WORK ITEM:
All pictures are to be excluded when the data below is output verbatim.

-- Opening Marker --

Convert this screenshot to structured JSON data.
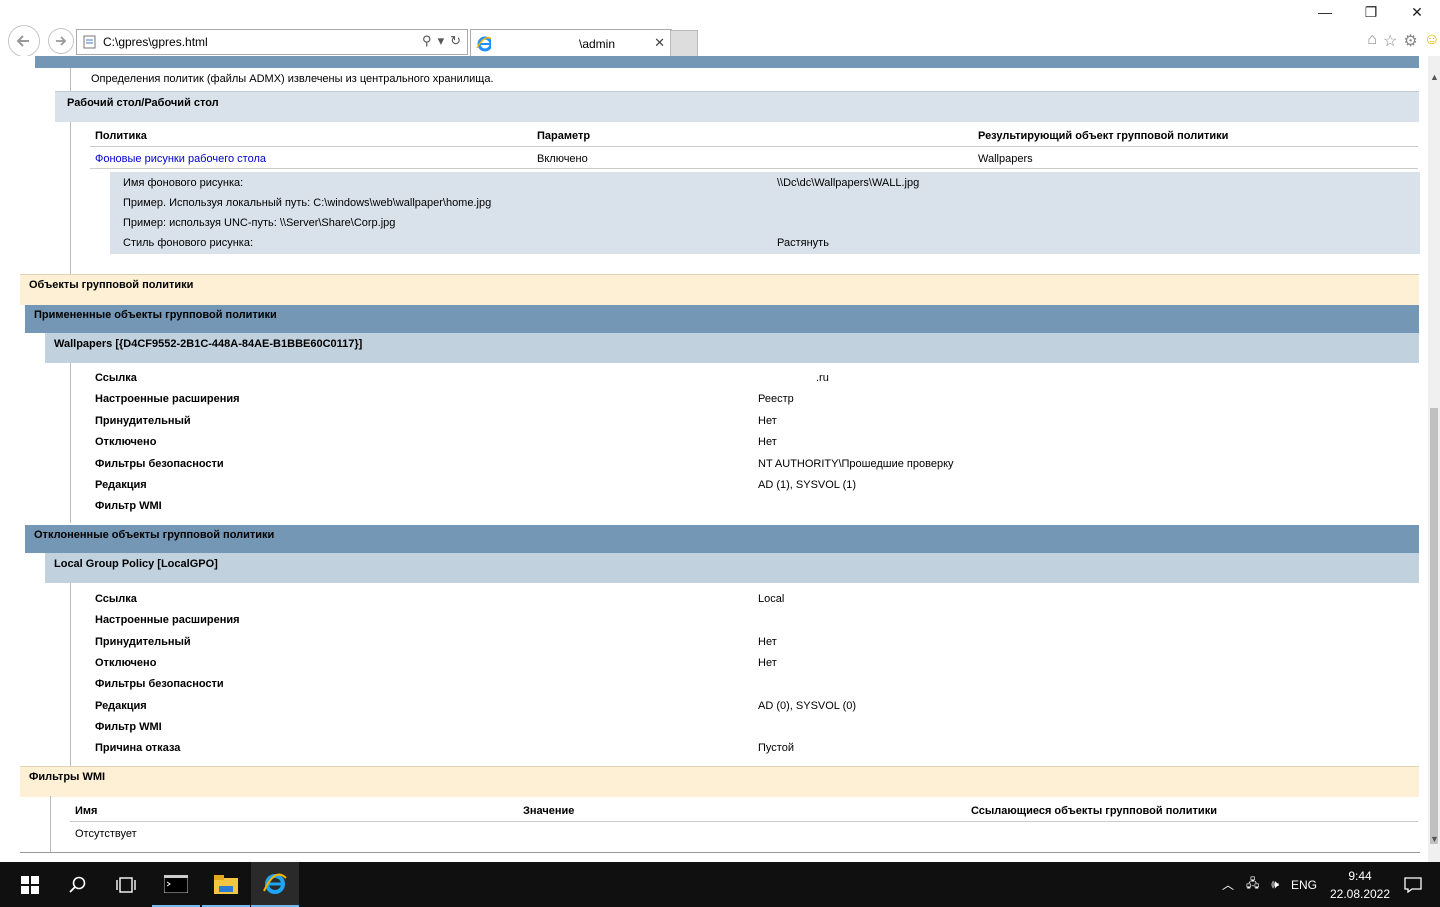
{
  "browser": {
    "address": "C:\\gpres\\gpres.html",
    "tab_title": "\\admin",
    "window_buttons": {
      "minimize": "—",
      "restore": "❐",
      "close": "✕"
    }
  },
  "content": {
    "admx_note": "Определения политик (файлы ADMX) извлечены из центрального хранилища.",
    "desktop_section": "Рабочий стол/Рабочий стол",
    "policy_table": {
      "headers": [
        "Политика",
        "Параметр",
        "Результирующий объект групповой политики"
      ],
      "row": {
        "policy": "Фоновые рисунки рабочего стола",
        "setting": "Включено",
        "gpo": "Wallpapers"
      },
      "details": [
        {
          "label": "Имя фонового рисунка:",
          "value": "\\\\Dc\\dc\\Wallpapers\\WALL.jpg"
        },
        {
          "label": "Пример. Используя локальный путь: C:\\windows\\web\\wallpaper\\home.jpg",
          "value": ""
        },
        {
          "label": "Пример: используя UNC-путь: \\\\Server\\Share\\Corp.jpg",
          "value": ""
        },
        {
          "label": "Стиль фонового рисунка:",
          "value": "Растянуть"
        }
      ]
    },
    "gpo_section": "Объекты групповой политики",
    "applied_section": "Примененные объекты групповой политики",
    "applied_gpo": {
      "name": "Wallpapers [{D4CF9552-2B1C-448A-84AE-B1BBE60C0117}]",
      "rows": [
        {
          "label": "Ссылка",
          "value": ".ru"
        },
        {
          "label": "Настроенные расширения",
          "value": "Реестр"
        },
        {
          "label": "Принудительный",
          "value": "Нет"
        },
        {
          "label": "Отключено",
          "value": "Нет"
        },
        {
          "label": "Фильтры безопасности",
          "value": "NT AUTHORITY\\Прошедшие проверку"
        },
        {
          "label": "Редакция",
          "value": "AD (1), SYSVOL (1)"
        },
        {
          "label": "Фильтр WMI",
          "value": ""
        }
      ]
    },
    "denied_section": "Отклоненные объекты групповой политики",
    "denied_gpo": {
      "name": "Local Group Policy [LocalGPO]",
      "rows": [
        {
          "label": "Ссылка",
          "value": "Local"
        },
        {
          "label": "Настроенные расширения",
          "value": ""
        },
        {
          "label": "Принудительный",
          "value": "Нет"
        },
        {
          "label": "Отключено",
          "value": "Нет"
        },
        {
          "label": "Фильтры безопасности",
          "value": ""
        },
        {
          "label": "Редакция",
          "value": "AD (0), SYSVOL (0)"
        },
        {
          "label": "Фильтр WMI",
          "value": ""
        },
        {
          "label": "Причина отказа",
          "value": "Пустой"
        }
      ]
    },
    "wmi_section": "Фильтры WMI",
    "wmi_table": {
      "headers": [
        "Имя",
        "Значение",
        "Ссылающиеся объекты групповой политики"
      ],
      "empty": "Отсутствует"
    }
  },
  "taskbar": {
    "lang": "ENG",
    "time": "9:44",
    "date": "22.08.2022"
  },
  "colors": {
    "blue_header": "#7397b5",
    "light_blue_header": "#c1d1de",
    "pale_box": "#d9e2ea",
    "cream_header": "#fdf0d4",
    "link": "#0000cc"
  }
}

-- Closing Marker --

EXERCISE ANSWER:
Convert this screenshot to structured JSON data.
{
  "browser": {
    "address": "C:\\gpres\\gpres.html",
    "tab_title": "\\admin",
    "window_buttons": {
      "minimize": "—",
      "restore": "❐",
      "close": "✕"
    }
  },
  "content": {
    "admx_note": "Определения политик (файлы ADMX) извлечены из центрального хранилища.",
    "desktop_section": "Рабочий стол/Рабочий стол",
    "policy_table": {
      "headers": [
        "Политика",
        "Параметр",
        "Результирующий объект групповой политики"
      ],
      "row": {
        "policy": "Фоновые рисунки рабочего стола",
        "setting": "Включено",
        "gpo": "Wallpapers"
      },
      "details": [
        {
          "label": "Имя фонового рисунка:",
          "value": "\\\\Dc\\dc\\Wallpapers\\WALL.jpg"
        },
        {
          "label": "Пример. Используя локальный путь: C:\\windows\\web\\wallpaper\\home.jpg",
          "value": ""
        },
        {
          "label": "Пример: используя UNC-путь: \\\\Server\\Share\\Corp.jpg",
          "value": ""
        },
        {
          "label": "Стиль фонового рисунка:",
          "value": "Растянуть"
        }
      ]
    },
    "gpo_section": "Объекты групповой политики",
    "applied_section": "Примененные объекты групповой политики",
    "applied_gpo": {
      "name": "Wallpapers [{D4CF9552-2B1C-448A-84AE-B1BBE60C0117}]",
      "rows": [
        {
          "label": "Ссылка",
          "value": ".ru"
        },
        {
          "label": "Настроенные расширения",
          "value": "Реестр"
        },
        {
          "label": "Принудительный",
          "value": "Нет"
        },
        {
          "label": "Отключено",
          "value": "Нет"
        },
        {
          "label": "Фильтры безопасности",
          "value": "NT AUTHORITY\\Прошедшие проверку"
        },
        {
          "label": "Редакция",
          "value": "AD (1), SYSVOL (1)"
        },
        {
          "label": "Фильтр WMI",
          "value": ""
        }
      ]
    },
    "denied_section": "Отклоненные объекты групповой политики",
    "denied_gpo": {
      "name": "Local Group Policy [LocalGPO]",
      "rows": [
        {
          "label": "Ссылка",
          "value": "Local"
        },
        {
          "label": "Настроенные расширения",
          "value": ""
        },
        {
          "label": "Принудительный",
          "value": "Нет"
        },
        {
          "label": "Отключено",
          "value": "Нет"
        },
        {
          "label": "Фильтры безопасности",
          "value": ""
        },
        {
          "label": "Редакция",
          "value": "AD (0), SYSVOL (0)"
        },
        {
          "label": "Фильтр WMI",
          "value": ""
        },
        {
          "label": "Причина отказа",
          "value": "Пустой"
        }
      ]
    },
    "wmi_section": "Фильтры WMI",
    "wmi_table": {
      "headers": [
        "Имя",
        "Значение",
        "Ссылающиеся объекты групповой политики"
      ],
      "empty": "Отсутствует"
    }
  },
  "taskbar": {
    "lang": "ENG",
    "time": "9:44",
    "date": "22.08.2022"
  },
  "colors": {
    "blue_header": "#7397b5",
    "light_blue_header": "#c1d1de",
    "pale_box": "#d9e2ea",
    "cream_header": "#fdf0d4",
    "link": "#0000cc"
  }
}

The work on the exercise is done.